Content starts

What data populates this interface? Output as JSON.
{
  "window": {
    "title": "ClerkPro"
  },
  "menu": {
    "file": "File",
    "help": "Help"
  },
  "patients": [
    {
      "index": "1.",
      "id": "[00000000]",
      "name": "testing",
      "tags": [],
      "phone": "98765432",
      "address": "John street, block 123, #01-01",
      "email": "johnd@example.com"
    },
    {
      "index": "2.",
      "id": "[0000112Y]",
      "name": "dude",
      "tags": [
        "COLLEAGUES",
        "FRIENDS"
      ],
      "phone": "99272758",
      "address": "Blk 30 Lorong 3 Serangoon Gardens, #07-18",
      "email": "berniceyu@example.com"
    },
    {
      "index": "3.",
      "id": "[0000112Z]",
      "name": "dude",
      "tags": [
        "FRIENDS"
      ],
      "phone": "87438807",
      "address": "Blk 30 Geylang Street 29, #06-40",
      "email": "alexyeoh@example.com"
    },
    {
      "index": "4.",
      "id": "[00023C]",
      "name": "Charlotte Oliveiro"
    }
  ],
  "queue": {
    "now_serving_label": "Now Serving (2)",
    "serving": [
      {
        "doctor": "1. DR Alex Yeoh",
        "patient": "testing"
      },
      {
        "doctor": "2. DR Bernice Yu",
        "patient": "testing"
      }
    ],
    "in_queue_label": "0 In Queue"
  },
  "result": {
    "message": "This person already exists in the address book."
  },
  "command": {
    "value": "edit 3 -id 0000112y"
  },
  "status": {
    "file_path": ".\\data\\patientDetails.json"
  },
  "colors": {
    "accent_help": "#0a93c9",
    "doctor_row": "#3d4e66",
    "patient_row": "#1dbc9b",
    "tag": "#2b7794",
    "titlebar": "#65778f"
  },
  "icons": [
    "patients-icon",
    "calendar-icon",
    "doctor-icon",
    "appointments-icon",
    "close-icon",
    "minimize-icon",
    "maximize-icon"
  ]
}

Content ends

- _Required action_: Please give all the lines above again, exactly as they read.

- _Written response_:
What data populates this interface? Output as JSON.
{
  "window": {
    "title": "ClerkPro"
  },
  "menu": {
    "file": "File",
    "help": "Help"
  },
  "patients": [
    {
      "index": "1.",
      "id": "[00000000]",
      "name": "testing",
      "tags": [],
      "phone": "98765432",
      "address": "John street, block 123, #01-01",
      "email": "johnd@example.com"
    },
    {
      "index": "2.",
      "id": "[0000112Y]",
      "name": "dude",
      "tags": [
        "COLLEAGUES",
        "FRIENDS"
      ],
      "phone": "99272758",
      "address": "Blk 30 Lorong 3 Serangoon Gardens, #07-18",
      "email": "berniceyu@example.com"
    },
    {
      "index": "3.",
      "id": "[0000112Z]",
      "name": "dude",
      "tags": [
        "FRIENDS"
      ],
      "phone": "87438807",
      "address": "Blk 30 Geylang Street 29, #06-40",
      "email": "alexyeoh@example.com"
    },
    {
      "index": "4.",
      "id": "[00023C]",
      "name": "Charlotte Oliveiro"
    }
  ],
  "queue": {
    "now_serving_label": "Now Serving (2)",
    "serving": [
      {
        "doctor": "1. DR Alex Yeoh",
        "patient": "testing"
      },
      {
        "doctor": "2. DR Bernice Yu",
        "patient": "testing"
      }
    ],
    "in_queue_label": "0 In Queue"
  },
  "result": {
    "message": "This person already exists in the address book."
  },
  "command": {
    "value": "edit 3 -id 0000112y"
  },
  "status": {
    "file_path": ".\\data\\patientDetails.json"
  },
  "colors": {
    "accent_help": "#0a93c9",
    "doctor_row": "#3d4e66",
    "patient_row": "#1dbc9b",
    "tag": "#2b7794",
    "titlebar": "#65778f"
  },
  "icons": [
    "patients-icon",
    "calendar-icon",
    "doctor-icon",
    "appointments-icon",
    "close-icon",
    "minimize-icon",
    "maximize-icon"
  ]
}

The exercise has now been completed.